Albums: "The Size of Planets" (2003); "Lure the Fox" (2006); "Big Star" (2008).

Defining success: "I feel like a successful musician because it makes me happy and I enjoy traveling and being poor and making records and hanging out with a bunch of crazy music people all the time. I could never do anything else."

Motivation: "I love making records and I like being in the studio and creating a picture of a time period in my life in words and melody. A month ago I listened to "Lure the Fox." I hadn't listened to it in a really long time and I was like 'I love this!' Why would you want anything more than that?"

Waiting for the right deal: "I almost signed with a major label a long time ago, and I'm really thankful that I didn't because it wasn't the right time and I needed to find my own path. The money is great, having an advance [check] is great because right now my advance is a credit card -- and many of them, and lots of debt. If [an offer] came along and it was the right situation -- where they weren't going to tell me that what I just made was shit and it's not sellable -- that's cool. But I'm not really of that caliber, like 'pop star.' I think that would suck the creative energy out."

Her ambition: "I want to look back five years from now and say the same thing that I'm saying right now: 'My writing is getting better, I like it, I'm playing with people that are awesome.'"

What's next: She continues to tour sporadically in support of "Big Star" and has about half her next album written.

Gigs: Saturday, opening for Andrew Bird at the State Theatre, then a short tour with Mason Jennings.

 

Adam Levy

Adam Levy
Photo by David Joles

Longtime frontman of the Honeydogs, the 44-year-old songwriter also "lets off steam" with cover band Hookers & Blow and recently recorded a kids' CD under the name Bunny Clogs.

Albums: The Honeydogs have released 10 studio discs since 1995, including two for the Mercury label before going indie again.
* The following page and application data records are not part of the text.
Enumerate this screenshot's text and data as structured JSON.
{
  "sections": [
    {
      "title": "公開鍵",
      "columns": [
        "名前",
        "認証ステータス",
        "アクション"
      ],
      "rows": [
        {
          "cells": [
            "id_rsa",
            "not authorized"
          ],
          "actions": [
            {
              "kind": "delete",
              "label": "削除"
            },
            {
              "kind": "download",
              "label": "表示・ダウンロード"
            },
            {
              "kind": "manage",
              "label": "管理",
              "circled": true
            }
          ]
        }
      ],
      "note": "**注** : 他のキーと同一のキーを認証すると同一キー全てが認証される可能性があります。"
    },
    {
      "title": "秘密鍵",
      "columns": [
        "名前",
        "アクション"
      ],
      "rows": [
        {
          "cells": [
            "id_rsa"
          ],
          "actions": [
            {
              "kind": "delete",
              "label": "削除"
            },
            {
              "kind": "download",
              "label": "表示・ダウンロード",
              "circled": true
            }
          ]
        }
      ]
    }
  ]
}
Last month they released an EP, "Sunshine Committee."

Motivation: "What keeps me going forward is asking, 'What's the next thing? What's the next record? How's that going to be different from what we've already done?' I feel like every time we go to start recording, I'll bring in a batch of songs and whether we communicate it or not, it's like everyone is thinking 'What are we going to do different this time?' That still drives me. There isn't a choice for me. I'm not going to put my guitar down and move onto the next thing."

Has he made it? "No. I feel like I still haven't written my best song yet. I don't think this band has done everything we've wanted to do. But I do feel blessed in a way because there are very few bands that stick together as long as we have and have figured out a way to maintain some level of creativity and make records and create art that has meant something to us. Even when the chips were down and when we weren't making enough money, we still figured out a way to do it and nobody's ready to bag it."

Words of wisdom: "You don't learn from success, you only learn from failure. The band has always been willing to take risks of all different kinds, whether they're musical or career risks. You don't go 'Oh, we blew that, now we're done.' It's like, 'Well, that didn't work out how we anticipated. Now what?' You keep sort of morphing and changing as a result of the things that don't work so well."

What's next: He's considering a tour that would involve Honeydogs concerts at night and Bunny Clogs shows during the day.

Gigs: The 'Dogs and Clogs will perform an in-store set at 7:45 p.m. Thursday at the Electric Fetus, 2000 4th Av. S., Mpls.